Real Love, the first single, is a gleefully jagged romp, its crisp Stones-y guitars slicing underneath Williams' sloppy yet on-target vocals: 'Thing about you so far -- you squeeze my peaches/And you send me postcards of girls on beaches/You're drinkin' in a bar in Amsterdam/I'm thinkin' ''Baby, far out -- be my man'/It's a real love.'' On the all-out rocker Honey Bee, when Williams growls, ''Now I got your sweetness all up in my hair,'' it sounds joyful and free, not lewd.
Williams' trailer-park purr holds up well against Elvis Costello's distinctive nasal slur on the playful he-said, she-said banter of Jailhouse Tears.
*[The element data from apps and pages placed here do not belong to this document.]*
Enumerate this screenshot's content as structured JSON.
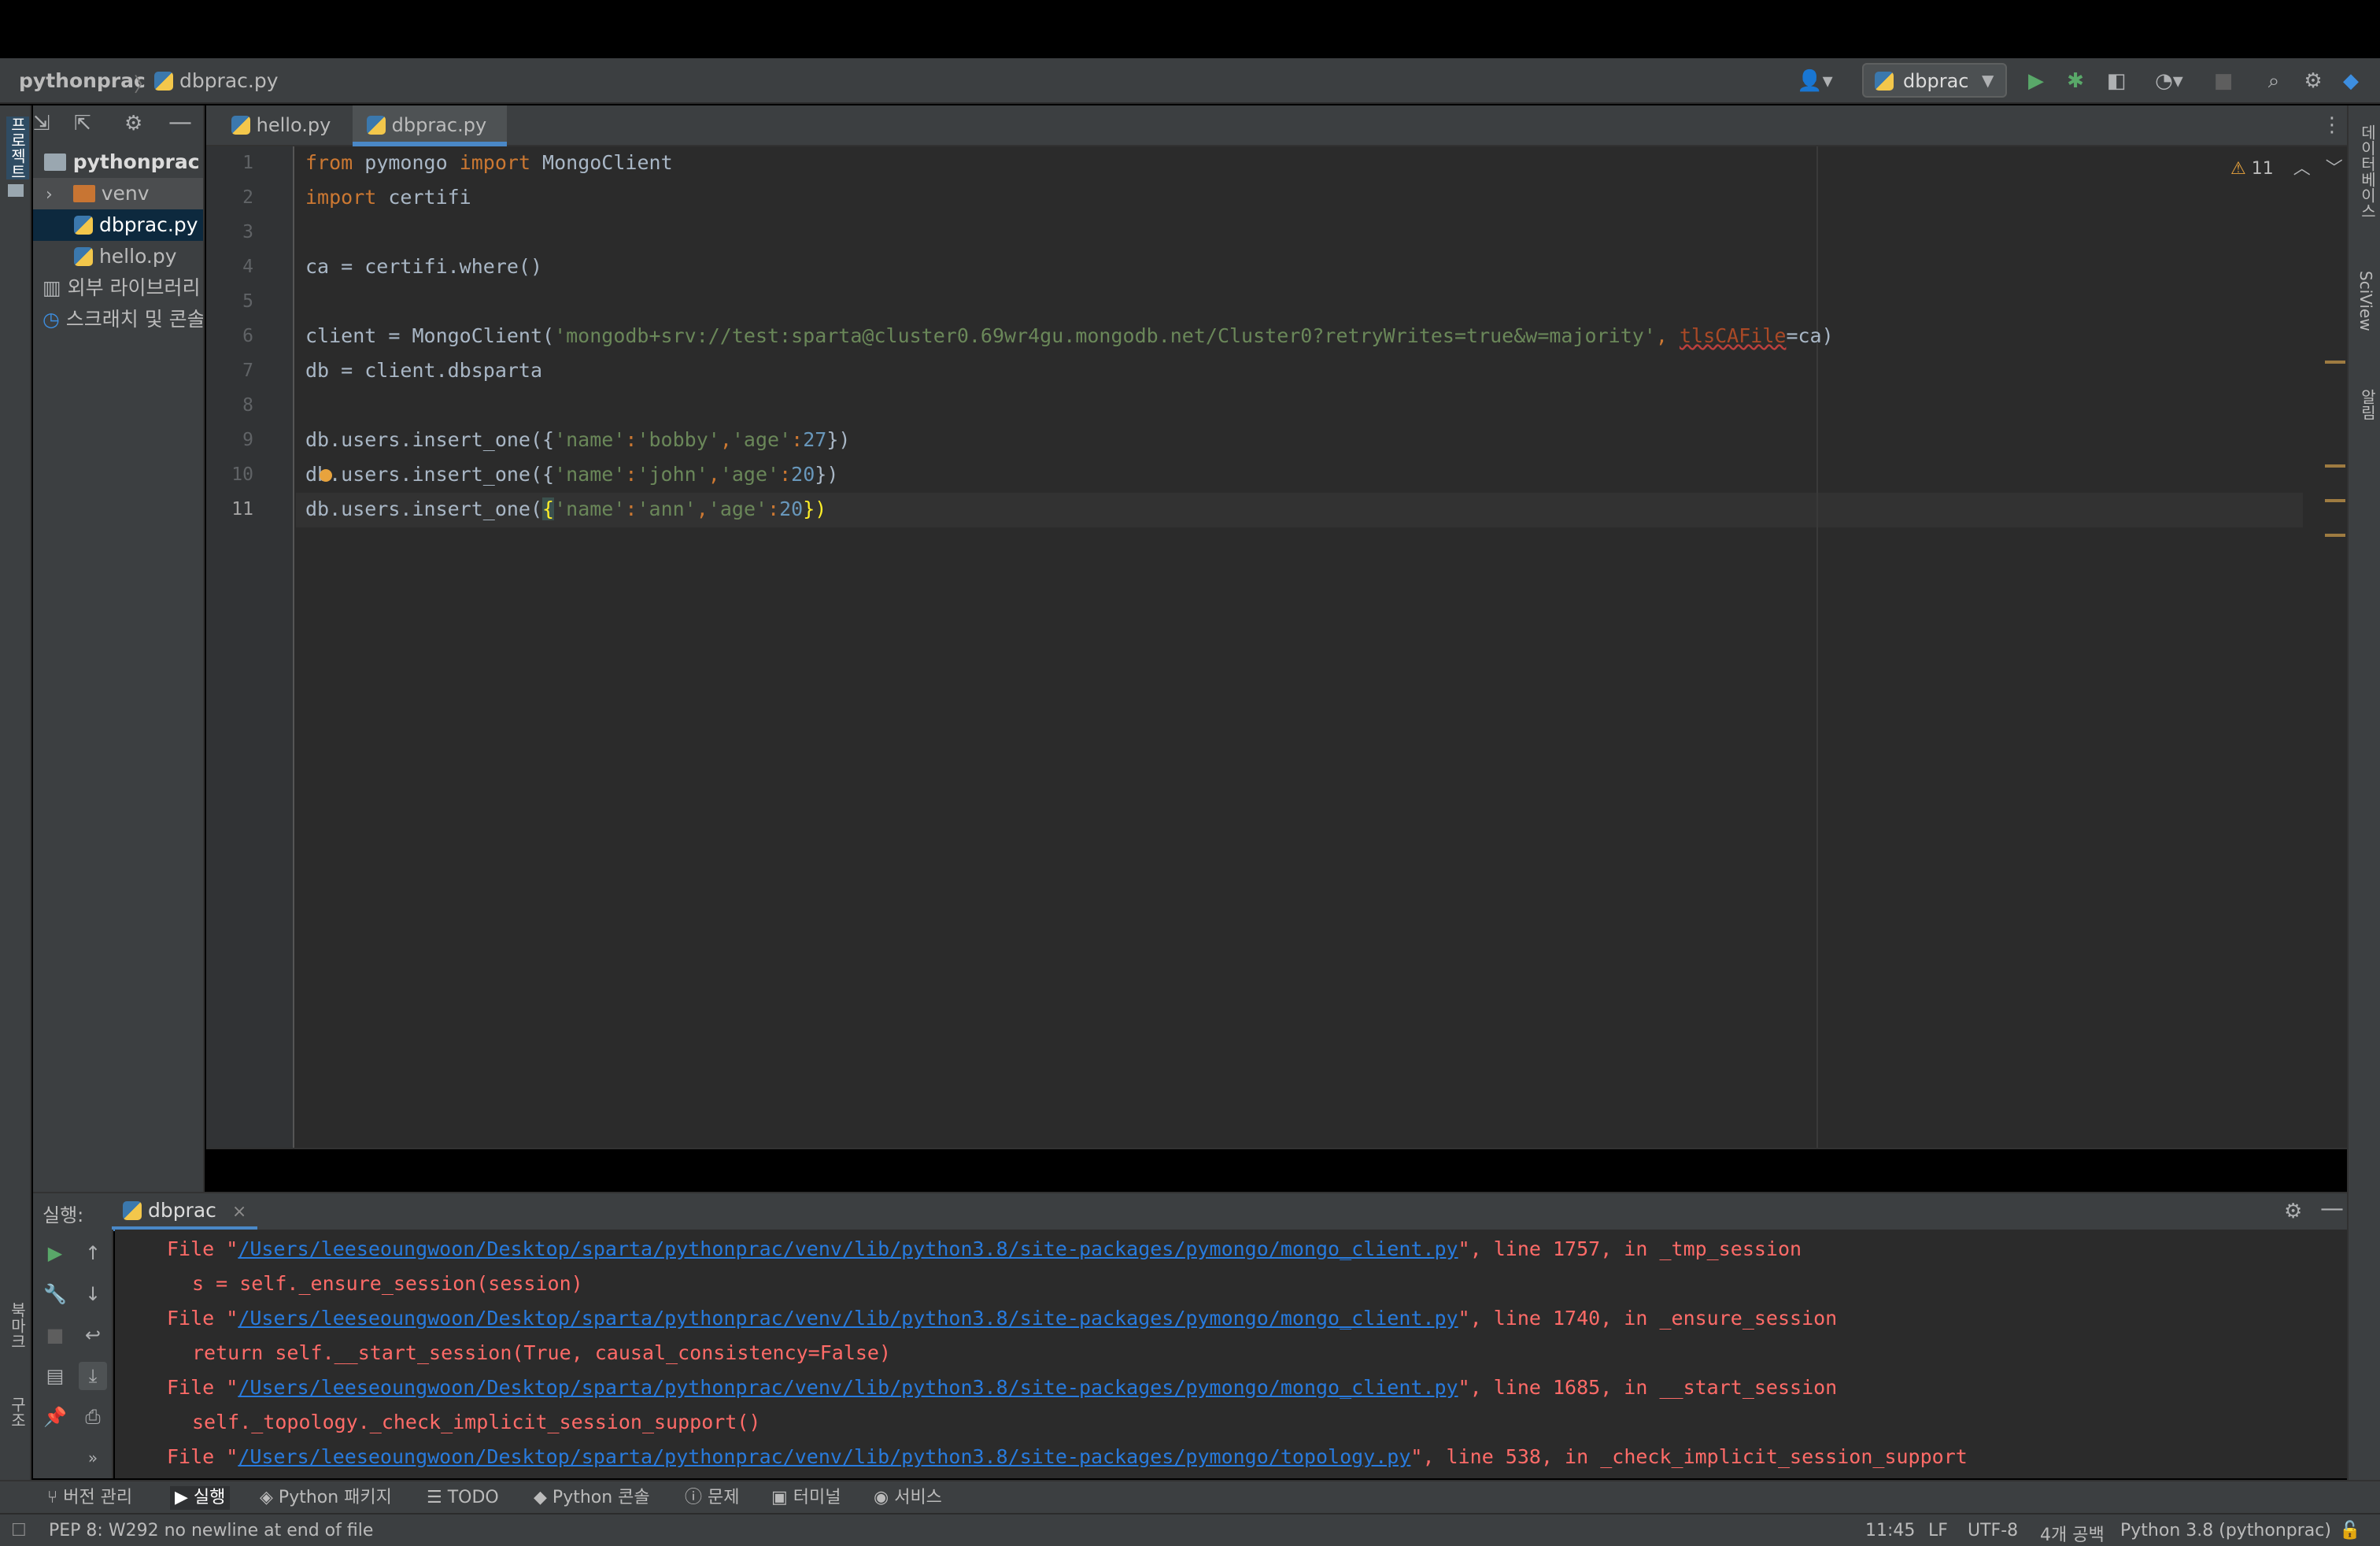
{
  "navbar": {
    "project": "pythonprac",
    "file": "dbprac.py",
    "run_config": "dbprac"
  },
  "left_strip": {
    "project_label": "프로젝트",
    "bookmarks_label": "북마크",
    "structure_label": "구조"
  },
  "right_strip": {
    "database_label": "데이터베이스",
    "sciview_label": "SciView",
    "notifications_label": "알림"
  },
  "project_tree": {
    "root": "pythonprac",
    "root_suffix": "~",
    "venv": "venv",
    "dbprac": "dbprac.py",
    "hello": "hello.py",
    "external_libs": "외부 라이브러리",
    "scratches": "스크래치 및 콘솔"
  },
  "tabs": [
    {
      "label": "hello.py",
      "close": "×"
    },
    {
      "label": "dbprac.py",
      "close": "×"
    }
  ],
  "editor": {
    "line_numbers": [
      "1",
      "2",
      "3",
      "4",
      "5",
      "6",
      "7",
      "8",
      "9",
      "10",
      "11"
    ],
    "warning_count": "11",
    "code": {
      "l1_from": "from",
      "l1_mod": " pymongo ",
      "l1_import": "import",
      "l1_name": " MongoClient",
      "l2_import": "import",
      "l2_name": " certifi",
      "l4": "ca = certifi.where()",
      "l6_pre": "client = MongoClient(",
      "l6_str": "'mongodb+srv://test:sparta@cluster0.69wr4gu.mongodb.net/Cluster0?retryWrites=true&w=majority'",
      "l6_comma": ", ",
      "l6_param": "tlsCAFile",
      "l6_post": "=ca)",
      "l7": "db = client.dbsparta",
      "l9_pre": "db.users.insert_one({",
      "l9_k1": "'name'",
      "l9_c1": ":",
      "l9_v1": "'bobby'",
      "l9_s1": ",",
      "l9_k2": "'age'",
      "l9_c2": ":",
      "l9_v2": "27",
      "l9_post": "})",
      "l10_pre": "db.users.insert_one({",
      "l10_k1": "'name'",
      "l10_c1": ":",
      "l10_v1": "'john'",
      "l10_s1": ",",
      "l10_k2": "'age'",
      "l10_c2": ":",
      "l10_v2": "20",
      "l10_post": "})",
      "l11_pre": "db.users.insert_one(",
      "l11_brace": "{",
      "l11_k1": "'name'",
      "l11_c1": ":",
      "l11_v1": "'ann'",
      "l11_s1": ",",
      "l11_k2": "'age'",
      "l11_c2": ":",
      "l11_v2": "20",
      "l11_post": "})"
    }
  },
  "run_panel": {
    "label": "실행:",
    "tab": "dbprac",
    "tab_close": "×"
  },
  "console": {
    "lines": [
      {
        "pre": "File \"",
        "link": "/Users/leeseoungwoon/Desktop/sparta/pythonprac/venv/lib/python3.8/site-packages/pymongo/mongo_client.py",
        "post": "\", line 1757, in _tmp_session"
      },
      {
        "text": "s = self._ensure_session(session)"
      },
      {
        "pre": "File \"",
        "link": "/Users/leeseoungwoon/Desktop/sparta/pythonprac/venv/lib/python3.8/site-packages/pymongo/mongo_client.py",
        "post": "\", line 1740, in _ensure_session"
      },
      {
        "text": "return self.__start_session(True, causal_consistency=False)"
      },
      {
        "pre": "File \"",
        "link": "/Users/leeseoungwoon/Desktop/sparta/pythonprac/venv/lib/python3.8/site-packages/pymongo/mongo_client.py",
        "post": "\", line 1685, in __start_session"
      },
      {
        "text": "self._topology._check_implicit_session_support()"
      },
      {
        "pre": "File \"",
        "link": "/Users/leeseoungwoon/Desktop/sparta/pythonprac/venv/lib/python3.8/site-packages/pymongo/topology.py",
        "post": "\", line 538, in _check_implicit_session_support"
      }
    ]
  },
  "tool_windows": [
    "버전 관리",
    "실행",
    "Python 패키지",
    "TODO",
    "Python 콘솔",
    "문제",
    "터미널",
    "서비스"
  ],
  "status": {
    "message": "PEP 8: W292 no newline at end of file",
    "position": "11:45",
    "line_sep": "LF",
    "encoding": "UTF-8",
    "indent": "4개 공백",
    "interpreter": "Python 3.8 (pythonprac)"
  },
  "colors": {
    "keyword": "#cc7832",
    "string": "#6a8759",
    "number": "#6897bb",
    "error": "#ff6b68",
    "link": "#287bde",
    "accent": "#4a88c7"
  }
}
He says, ''I just went to the corner to get a six-pack.'' She spits back, ''You're a drunk, you're a stoner/You never came back.'' He pleads, ''I used to be a user -- now I'm out of stuff,'' and she snarls, ``You're a three-time loser/You're all f- - - - - up.''
Of course, all great country records have to have at least a few weepers. On the lazily paced Circles and X's, Williams laments, ''Nothing left to be sorry for, but I still sit and sob.'' Tears of Joy adds a sharp storyteller's touch to straight-up, whiskey-swayin' blues: 'In my own little world since I was 16/Little Miss Playgirl makin' the scene/Then you took this girl/And you made her your queen/That's why I'm cryin' tears of joy.'' Williams' tears turn to pain, though, when she follows the title of the maudlin If Wishes Were Horses with ``I have a ranch -- come on and give me another chance.''
The sobering Little Rock Star offers a different perspective on the sad saga of drug-addled British rocker Pete Doherty, who has become a favorite tabloid target: ''Your lovely eyes, they close like petals/Your sweet surprise could win you medals/You strut your stuff and you fan your peacock feathers.'' Williams comes across like a weary mother who's seen it all before: ``Hey little rock star, why don't you see? This is not all that it's cracked up to be.''
But Little Honey certainly is. Plenty of singer-songwriters are perfectly capable of matching up clever lyrics and pleasant melodies. Williams writes prize-winning short stories and puts them to music. Insanely good music.
Pod Picks: Jailhouse Tears, Real Love, Honey Bee.